Cindy LaRue wants to position Arizona as a leader in what could be the biggest growth industry of the 21st century: senior citizens.
In 1996, the first wave of baby boomers turned 50. Approximately 78 million will follow. And with baby boomers considered to be more lifestyle conscious and more likely to relocate than their parents, they have become a financial boon to Sun Belt states.
Mrs. LaRue's job is to woo healthy and wealthy seniors to her state, and from the tiny 15th-floor office at the Arizona Department of Commerce in Phoenix, she tracks leads, analyzes trends, and frets over increasing competition and misperceptions about Arizona.
"There's still the image of Arizona as the Wild West in some people's minds," LaRue says. "We sometimes get people asking if we have electricity and phone service in all of our cities.
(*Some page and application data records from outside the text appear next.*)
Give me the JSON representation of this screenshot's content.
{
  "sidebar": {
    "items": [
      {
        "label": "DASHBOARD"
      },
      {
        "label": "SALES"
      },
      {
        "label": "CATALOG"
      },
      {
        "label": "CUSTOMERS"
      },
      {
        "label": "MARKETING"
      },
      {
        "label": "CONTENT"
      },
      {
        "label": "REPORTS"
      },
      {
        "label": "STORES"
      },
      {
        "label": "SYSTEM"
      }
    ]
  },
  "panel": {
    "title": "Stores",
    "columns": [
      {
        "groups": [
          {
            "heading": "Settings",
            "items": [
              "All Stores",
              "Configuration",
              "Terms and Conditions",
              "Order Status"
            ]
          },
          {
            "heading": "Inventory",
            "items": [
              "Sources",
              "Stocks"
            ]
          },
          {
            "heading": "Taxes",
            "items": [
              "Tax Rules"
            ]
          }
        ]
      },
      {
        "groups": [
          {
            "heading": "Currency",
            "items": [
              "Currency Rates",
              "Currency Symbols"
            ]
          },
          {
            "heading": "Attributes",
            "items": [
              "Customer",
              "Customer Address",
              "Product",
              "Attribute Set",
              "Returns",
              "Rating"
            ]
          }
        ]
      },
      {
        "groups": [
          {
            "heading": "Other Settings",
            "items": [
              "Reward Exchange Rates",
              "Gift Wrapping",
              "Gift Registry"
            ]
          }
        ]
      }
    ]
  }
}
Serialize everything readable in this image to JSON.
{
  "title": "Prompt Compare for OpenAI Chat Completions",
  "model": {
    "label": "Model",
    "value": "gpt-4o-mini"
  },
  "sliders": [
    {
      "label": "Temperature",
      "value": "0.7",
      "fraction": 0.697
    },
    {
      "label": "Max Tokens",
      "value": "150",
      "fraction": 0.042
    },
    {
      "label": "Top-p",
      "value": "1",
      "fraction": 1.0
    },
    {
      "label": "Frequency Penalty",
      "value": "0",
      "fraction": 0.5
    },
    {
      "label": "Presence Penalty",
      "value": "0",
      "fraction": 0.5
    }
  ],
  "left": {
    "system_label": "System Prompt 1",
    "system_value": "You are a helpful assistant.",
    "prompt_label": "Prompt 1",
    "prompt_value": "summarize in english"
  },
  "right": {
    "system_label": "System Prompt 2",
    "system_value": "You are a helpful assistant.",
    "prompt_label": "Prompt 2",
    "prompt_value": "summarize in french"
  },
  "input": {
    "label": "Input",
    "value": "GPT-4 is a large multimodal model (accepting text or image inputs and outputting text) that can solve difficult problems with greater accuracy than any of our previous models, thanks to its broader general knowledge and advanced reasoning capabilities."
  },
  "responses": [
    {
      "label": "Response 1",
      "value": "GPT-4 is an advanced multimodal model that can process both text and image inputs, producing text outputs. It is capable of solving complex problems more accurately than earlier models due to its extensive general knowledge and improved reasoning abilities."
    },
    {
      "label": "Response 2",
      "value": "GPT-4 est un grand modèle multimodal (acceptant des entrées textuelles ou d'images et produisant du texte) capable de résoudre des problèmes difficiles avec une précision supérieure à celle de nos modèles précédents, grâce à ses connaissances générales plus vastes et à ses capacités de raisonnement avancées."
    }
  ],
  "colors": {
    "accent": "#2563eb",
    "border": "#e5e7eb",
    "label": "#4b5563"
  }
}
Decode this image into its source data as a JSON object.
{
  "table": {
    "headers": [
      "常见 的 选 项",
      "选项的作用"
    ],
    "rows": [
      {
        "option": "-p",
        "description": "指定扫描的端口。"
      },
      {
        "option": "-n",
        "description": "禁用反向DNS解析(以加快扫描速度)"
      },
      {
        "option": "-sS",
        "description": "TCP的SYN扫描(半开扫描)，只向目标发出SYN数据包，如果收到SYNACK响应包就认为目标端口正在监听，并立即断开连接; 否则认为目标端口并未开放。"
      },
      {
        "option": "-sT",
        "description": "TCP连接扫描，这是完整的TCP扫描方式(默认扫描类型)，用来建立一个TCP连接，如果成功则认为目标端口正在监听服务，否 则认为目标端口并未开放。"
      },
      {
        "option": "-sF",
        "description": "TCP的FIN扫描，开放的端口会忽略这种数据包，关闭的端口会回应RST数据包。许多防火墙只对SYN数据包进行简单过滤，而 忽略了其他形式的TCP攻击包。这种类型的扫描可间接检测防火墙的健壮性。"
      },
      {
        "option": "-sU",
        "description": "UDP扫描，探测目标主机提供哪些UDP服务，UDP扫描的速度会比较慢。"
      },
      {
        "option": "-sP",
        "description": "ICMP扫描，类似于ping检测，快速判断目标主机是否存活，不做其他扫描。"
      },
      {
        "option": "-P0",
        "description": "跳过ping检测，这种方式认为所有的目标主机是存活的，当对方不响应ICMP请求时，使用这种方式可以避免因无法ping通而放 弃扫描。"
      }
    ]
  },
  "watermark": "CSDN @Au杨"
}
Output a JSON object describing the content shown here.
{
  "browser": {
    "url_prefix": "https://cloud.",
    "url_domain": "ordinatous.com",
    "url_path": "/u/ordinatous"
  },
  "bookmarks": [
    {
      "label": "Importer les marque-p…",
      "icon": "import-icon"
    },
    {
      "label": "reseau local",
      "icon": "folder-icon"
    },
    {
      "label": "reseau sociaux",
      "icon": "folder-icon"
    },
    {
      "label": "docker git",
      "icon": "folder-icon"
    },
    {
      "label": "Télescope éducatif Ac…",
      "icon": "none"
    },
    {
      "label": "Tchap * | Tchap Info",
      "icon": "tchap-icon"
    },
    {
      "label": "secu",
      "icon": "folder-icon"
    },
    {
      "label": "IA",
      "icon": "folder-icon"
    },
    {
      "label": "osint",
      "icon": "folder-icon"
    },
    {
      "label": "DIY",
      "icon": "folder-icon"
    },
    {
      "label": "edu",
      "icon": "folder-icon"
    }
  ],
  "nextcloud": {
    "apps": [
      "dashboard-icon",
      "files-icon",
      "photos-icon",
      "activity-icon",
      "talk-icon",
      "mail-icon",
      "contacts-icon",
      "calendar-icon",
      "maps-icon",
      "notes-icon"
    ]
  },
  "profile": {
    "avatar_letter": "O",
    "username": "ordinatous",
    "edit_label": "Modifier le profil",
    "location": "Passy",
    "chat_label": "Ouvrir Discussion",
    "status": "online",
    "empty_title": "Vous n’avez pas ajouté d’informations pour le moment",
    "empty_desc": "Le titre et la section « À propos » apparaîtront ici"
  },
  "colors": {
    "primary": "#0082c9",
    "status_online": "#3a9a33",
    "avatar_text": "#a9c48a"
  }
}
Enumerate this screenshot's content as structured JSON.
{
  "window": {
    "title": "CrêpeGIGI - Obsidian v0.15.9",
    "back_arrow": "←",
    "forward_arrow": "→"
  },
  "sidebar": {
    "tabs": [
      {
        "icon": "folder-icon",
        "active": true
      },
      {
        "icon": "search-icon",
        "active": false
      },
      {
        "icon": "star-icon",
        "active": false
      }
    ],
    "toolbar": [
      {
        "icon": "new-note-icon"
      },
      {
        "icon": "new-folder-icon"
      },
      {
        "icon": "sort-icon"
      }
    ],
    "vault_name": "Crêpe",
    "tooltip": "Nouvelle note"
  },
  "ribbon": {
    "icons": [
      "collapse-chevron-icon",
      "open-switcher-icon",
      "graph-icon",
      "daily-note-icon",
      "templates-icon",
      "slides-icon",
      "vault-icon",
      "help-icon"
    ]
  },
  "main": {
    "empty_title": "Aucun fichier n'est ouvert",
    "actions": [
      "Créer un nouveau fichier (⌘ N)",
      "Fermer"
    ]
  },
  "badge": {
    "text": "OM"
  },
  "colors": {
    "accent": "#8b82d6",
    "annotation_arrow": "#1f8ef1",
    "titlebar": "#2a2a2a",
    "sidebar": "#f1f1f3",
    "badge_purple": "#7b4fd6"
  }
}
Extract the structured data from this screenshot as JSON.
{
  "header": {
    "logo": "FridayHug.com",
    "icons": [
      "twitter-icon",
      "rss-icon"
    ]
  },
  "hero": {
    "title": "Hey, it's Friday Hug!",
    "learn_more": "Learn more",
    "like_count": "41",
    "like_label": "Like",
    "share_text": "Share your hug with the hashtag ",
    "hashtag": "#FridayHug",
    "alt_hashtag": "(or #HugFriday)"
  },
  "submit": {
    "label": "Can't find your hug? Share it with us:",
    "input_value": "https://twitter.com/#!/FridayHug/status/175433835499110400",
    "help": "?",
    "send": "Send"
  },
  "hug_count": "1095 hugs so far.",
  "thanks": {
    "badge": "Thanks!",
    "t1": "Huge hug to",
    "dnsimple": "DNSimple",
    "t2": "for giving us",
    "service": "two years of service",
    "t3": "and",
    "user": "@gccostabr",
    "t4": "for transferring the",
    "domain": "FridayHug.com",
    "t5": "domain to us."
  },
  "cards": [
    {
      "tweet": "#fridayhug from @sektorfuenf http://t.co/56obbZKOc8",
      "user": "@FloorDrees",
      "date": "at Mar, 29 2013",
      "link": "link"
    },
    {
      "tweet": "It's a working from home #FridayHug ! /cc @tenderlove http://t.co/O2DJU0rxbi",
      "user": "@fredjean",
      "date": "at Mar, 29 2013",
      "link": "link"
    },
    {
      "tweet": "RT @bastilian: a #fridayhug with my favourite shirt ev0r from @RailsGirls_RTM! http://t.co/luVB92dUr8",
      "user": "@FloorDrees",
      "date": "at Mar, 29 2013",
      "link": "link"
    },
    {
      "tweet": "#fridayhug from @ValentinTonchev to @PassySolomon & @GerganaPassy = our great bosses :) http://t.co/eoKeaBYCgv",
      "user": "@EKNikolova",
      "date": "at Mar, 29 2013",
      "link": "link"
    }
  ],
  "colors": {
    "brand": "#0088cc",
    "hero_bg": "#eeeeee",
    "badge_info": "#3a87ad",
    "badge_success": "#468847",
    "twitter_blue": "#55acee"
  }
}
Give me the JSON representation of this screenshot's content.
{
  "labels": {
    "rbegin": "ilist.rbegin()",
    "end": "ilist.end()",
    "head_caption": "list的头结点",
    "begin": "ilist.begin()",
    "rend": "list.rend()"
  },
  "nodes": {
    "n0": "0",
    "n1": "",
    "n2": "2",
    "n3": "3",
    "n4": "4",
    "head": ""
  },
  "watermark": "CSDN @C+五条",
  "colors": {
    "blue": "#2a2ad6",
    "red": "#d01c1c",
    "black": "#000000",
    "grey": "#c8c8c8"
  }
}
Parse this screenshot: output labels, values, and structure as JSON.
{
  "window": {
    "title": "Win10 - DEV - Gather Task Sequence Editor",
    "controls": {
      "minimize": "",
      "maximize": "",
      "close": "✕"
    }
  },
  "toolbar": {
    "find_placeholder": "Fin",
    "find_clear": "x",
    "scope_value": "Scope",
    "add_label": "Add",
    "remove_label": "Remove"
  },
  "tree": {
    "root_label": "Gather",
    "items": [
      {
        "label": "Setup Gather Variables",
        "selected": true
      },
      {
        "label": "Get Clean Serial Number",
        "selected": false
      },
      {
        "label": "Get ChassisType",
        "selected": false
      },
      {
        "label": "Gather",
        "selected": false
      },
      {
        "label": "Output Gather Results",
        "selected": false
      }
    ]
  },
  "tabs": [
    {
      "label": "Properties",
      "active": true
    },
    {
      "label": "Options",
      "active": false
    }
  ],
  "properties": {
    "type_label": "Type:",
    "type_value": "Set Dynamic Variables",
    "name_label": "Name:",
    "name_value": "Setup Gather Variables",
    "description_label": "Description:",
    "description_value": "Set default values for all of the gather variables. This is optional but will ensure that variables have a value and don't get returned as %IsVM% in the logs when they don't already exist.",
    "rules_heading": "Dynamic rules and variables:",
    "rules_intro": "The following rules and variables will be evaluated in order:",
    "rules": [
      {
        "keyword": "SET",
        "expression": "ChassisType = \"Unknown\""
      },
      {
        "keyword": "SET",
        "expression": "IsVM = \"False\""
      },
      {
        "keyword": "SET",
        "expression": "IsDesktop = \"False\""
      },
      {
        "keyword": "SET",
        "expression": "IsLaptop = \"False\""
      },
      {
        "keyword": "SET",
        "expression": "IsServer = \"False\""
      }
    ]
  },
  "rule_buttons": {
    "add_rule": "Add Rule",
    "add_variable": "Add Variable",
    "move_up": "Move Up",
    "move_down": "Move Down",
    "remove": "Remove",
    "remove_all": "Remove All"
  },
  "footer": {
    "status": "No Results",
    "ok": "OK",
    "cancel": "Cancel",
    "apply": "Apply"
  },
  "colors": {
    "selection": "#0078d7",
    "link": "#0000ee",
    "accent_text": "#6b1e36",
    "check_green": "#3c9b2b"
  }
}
It's part of our charm, but it's also part of the perception we have to overcome."
Historically, Arizona has been second only to Florida in retirement destinations. But eight years ago, California supplanted Arizona as No. 2, and other Sun Belt states have been gaining ground rapidly. Indeed, seven states have designated seniors as an industry, and competition is growing. Last week, Arizona stepped up the pressure by doubling to $400,000 the money it spends on recruitment. Yet many citizens here are asking if the push is such a good idea.
While seniors bring $307 million each year to the Arizona economy, no one knows what the strains on services such as health care might be. In addition, a funding battle between a school district and retirement community here has illustrated problems between newcomers and longtime residents. They are issues that are dividing communities across Arizona and hint at flash points that could arise elsewhere as baby boomers near retirement.
Arizona established its Office of Senior Living in 1996, when state lawmakers identified seniors as one of the 10 industries most important to Arizona's prosperity in the next century. Since 1989, Alabama, Pennsylvania, Mississippi, Montana, Utah, and Arkansas have also set up recruiting offices to lure seniors.
The competition is fueled primarily by demographics. According to one forecast, the 70 million people age 50 and older account for half the discretionary spending in the United States.
Advocates of senior recruitment say bringing in more seniors is good for a whole host of reasons: Seniors drive less than people under age 55, so they contribute less to air pollution; they don't increase traffic congestion because they travel primarily during off-peak hours; and they have no school-age children to burden crowded school systems. They are quiet, they give time and money to community organizations, and their crime rate is virtually zero.
But perhaps most important, seniors bring money and jobs.
So far, only 46 couples have moved to Arizona as a result of the state's marketing efforts, LaRue says, but they have brought an estimated $1.3 million in annual income, including Social Security benefits and $15 million in assets. They also created an estimated 184 jobs, including service-sector jobs and higher-paying jobs in the health-care professions.
Yet the practice of recruiting seniors is not without its critics.
Participants at a recent forum to discuss state issues raised concerns about the potential long-term strain on social services. Seasonal winter residents already stretch resources at small, rural hospitals, and at times, these hospitals are forced to close all but emergency admissions in response to seasonal demand.
Wary fingers also point to a potential financial crisis in Florida, the state with the highest percentage of seniors. Florida spent $1.3 billion in 1997 on Medicaid - the insurance program that pays health-care costs for poor or indigent seniors. That bill could soar as high as $8.9 billion - roughly half the state's current general revenue budget - by 2010 if current conditions continue.
While LaRue says Arizona's policy of targeting seniors with significant resources should prevent such a crisis here, some people worry that accommodating the influx of new residents will be at the expense of the ones who are already there.
There are other concerns, too. In Sun City West, a middle-class suburb northwest of Phoenix where the streets are filled with golf carts instead of children, retirees recently fought with members of the local school board over local taxation. Some residents of Sun City West complained that they were unfairly subsidizing the Dysart School District - paying three times more than neighbors who aren't in the school district. So a well-organized group called Citizens for Tax Equity launched a bitter fight to de-annex their neighborhood from the poor, largely Hispanic surrounding community.
The move failed, but members of the group later captured four of the five seats on the Dysart school board. Legislation that provides state funding for school construction passed recently and may have made the point moot, but much bitterness remains.
"Everything in Arizona is set up for the resort, for the golf-course set that's going to come in from other states and drop some money," says the Rev. Mitchell Eickmann, the only remaining member of the Dysart school board who is not a resident of Sun City West. "I think the state is not really thinking long term and it is certainly not taking into account the interests of its long-term residents."
Still, proponents say the shift to a community of older citizens is inevitable, and it is best to be prepared. "It's certain Arizona's senior population will double," says LaRue. "The more proactive we are in planning for that, the more we ensure that it is an opportunity rather than a threat."